Ian’s COVID-19 story: “Without The Brain Charity’s lifeline, I wouldn’t have been able to put food on the table”
Ian was diagnosed with chronic peripheral neuropathy, a condition caused when nerves in the body’s extremities get damaged, four years ago during chemotherapy for bowel cancer.
At first doctors thought the symptoms would go away after chemotherapy stopped, but four years on he is still experiencing extreme pain, heightened sensitivity and unexplained sensations.
Ian had to give up work as a baker when he lost feeling in his hands and feet and could no longer feel the dough through his hands.
He can no longer carry out basic tasks like tying shoelaces, opening jars, doing up buttons or holding a standard knife and fork.
Ian said: “I can be standing on the ground and not feel anything at all, or I can get an unbearable burning sensation shoot through my legs.
“I’ve had several falls; I get what I call my Fred Astaire steps – I’ll spasm and go flying through the air or just lose my balance altogether.
“The same happens with my hands, so I’m not allowed to hold anything hot that can scald when I spasm.
“I had to give up driving and have major difficulties using public transport or taxis as I can’t feel cash.”
Despite his condition, Ian did not receive a shielding letter from the NHS when the UK went into lockdown.
When his GP found out, they wrote a letter on his behalf saying he should be shielding, however, without the official government letter, he was unable to get supermarket grocery deliveries to his home in Liverpool.
The Brain Charity’s provided him with weekly food deliveries so he had the essentials he needed.
Ian said: “It was quite frightening. I had to isolate from all family and friends, because they were still going to work.
“I was not able to get fresh fruit, vegetables, milk and bread.
“I knew from when I had chemo that eating fresh fruit and veg was really important, but going to the shops was a massive risk.

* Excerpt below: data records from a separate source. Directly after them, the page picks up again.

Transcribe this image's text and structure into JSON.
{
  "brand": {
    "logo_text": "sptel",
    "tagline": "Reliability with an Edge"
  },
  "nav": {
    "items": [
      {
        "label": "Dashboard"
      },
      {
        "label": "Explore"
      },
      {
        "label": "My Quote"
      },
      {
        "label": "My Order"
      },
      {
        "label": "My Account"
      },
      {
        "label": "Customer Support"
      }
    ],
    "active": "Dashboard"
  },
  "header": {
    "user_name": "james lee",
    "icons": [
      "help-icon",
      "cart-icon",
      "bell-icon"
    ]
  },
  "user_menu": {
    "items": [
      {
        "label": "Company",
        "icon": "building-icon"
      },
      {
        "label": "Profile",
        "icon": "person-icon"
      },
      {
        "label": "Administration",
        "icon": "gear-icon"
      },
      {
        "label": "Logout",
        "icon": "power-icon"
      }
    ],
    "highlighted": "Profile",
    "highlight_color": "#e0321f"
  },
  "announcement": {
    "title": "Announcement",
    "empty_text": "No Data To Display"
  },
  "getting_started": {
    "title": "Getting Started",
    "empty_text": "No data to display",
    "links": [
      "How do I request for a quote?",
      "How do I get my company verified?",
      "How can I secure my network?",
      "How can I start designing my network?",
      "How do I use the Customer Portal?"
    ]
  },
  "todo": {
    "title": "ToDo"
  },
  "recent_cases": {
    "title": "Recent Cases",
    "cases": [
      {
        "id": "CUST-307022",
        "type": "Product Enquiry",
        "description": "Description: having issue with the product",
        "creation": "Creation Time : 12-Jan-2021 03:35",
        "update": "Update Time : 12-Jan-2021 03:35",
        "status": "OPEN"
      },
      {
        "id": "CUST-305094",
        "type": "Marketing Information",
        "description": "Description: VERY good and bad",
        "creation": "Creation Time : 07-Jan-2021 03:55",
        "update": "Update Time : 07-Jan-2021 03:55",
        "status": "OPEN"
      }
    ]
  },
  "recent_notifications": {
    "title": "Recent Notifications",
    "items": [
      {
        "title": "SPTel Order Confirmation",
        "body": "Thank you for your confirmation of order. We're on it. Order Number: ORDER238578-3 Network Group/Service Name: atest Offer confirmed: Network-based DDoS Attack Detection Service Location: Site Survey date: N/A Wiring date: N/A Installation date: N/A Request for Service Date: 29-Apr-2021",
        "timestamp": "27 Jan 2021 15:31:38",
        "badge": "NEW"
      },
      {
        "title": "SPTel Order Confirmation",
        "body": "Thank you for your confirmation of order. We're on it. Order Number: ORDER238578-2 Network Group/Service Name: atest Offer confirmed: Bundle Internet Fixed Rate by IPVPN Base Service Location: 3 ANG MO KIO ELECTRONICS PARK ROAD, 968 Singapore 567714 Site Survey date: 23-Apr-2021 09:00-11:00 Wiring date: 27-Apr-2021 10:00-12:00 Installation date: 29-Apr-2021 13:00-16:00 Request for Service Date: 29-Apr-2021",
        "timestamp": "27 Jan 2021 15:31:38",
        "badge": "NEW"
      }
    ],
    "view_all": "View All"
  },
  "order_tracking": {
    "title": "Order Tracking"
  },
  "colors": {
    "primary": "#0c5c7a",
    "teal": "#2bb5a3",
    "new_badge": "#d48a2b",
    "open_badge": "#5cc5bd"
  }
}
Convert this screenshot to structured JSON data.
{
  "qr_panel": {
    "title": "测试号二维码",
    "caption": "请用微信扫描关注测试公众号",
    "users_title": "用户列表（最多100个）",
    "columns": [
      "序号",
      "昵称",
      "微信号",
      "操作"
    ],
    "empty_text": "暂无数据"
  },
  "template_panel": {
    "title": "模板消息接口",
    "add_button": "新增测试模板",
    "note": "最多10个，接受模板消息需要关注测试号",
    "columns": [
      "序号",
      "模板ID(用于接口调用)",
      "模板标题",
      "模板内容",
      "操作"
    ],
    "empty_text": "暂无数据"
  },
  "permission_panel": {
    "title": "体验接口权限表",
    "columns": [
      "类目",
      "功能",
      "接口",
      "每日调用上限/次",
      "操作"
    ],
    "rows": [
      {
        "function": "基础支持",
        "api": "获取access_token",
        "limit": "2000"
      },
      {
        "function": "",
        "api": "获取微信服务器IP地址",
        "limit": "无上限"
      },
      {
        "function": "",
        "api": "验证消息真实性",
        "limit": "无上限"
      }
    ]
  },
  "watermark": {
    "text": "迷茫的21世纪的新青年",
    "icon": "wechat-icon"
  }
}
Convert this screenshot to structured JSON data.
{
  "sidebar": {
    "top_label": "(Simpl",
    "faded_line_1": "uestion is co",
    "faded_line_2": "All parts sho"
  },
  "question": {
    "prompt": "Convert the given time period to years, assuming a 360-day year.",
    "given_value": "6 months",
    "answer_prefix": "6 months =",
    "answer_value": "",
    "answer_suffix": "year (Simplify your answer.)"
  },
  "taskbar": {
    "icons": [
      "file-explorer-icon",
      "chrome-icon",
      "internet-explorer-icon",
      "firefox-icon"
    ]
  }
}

“Without The Brain Charity offering help and support, there would have been times I wouldn’t have had food on the table.”
In his earlier life, Ian worked for a dog charity in Greece and has recently adopted a seven-year-old Staffordshire Bull Terrier called Missy from a rescue shelter.
He has a specialist lead that attaches to his waist as he can’t feel Missy pulling on a normal hand lead.
Despite his chronic peripheral neuropathy, Ian remains hopeful one day there will be a treatment which will reduce the pain without reducing his quality of life.
He said: “The Brain Charity has literally been a lifeline.
“I am so grateful – every single member of staff has been incredible.”
Published: 15 March 2021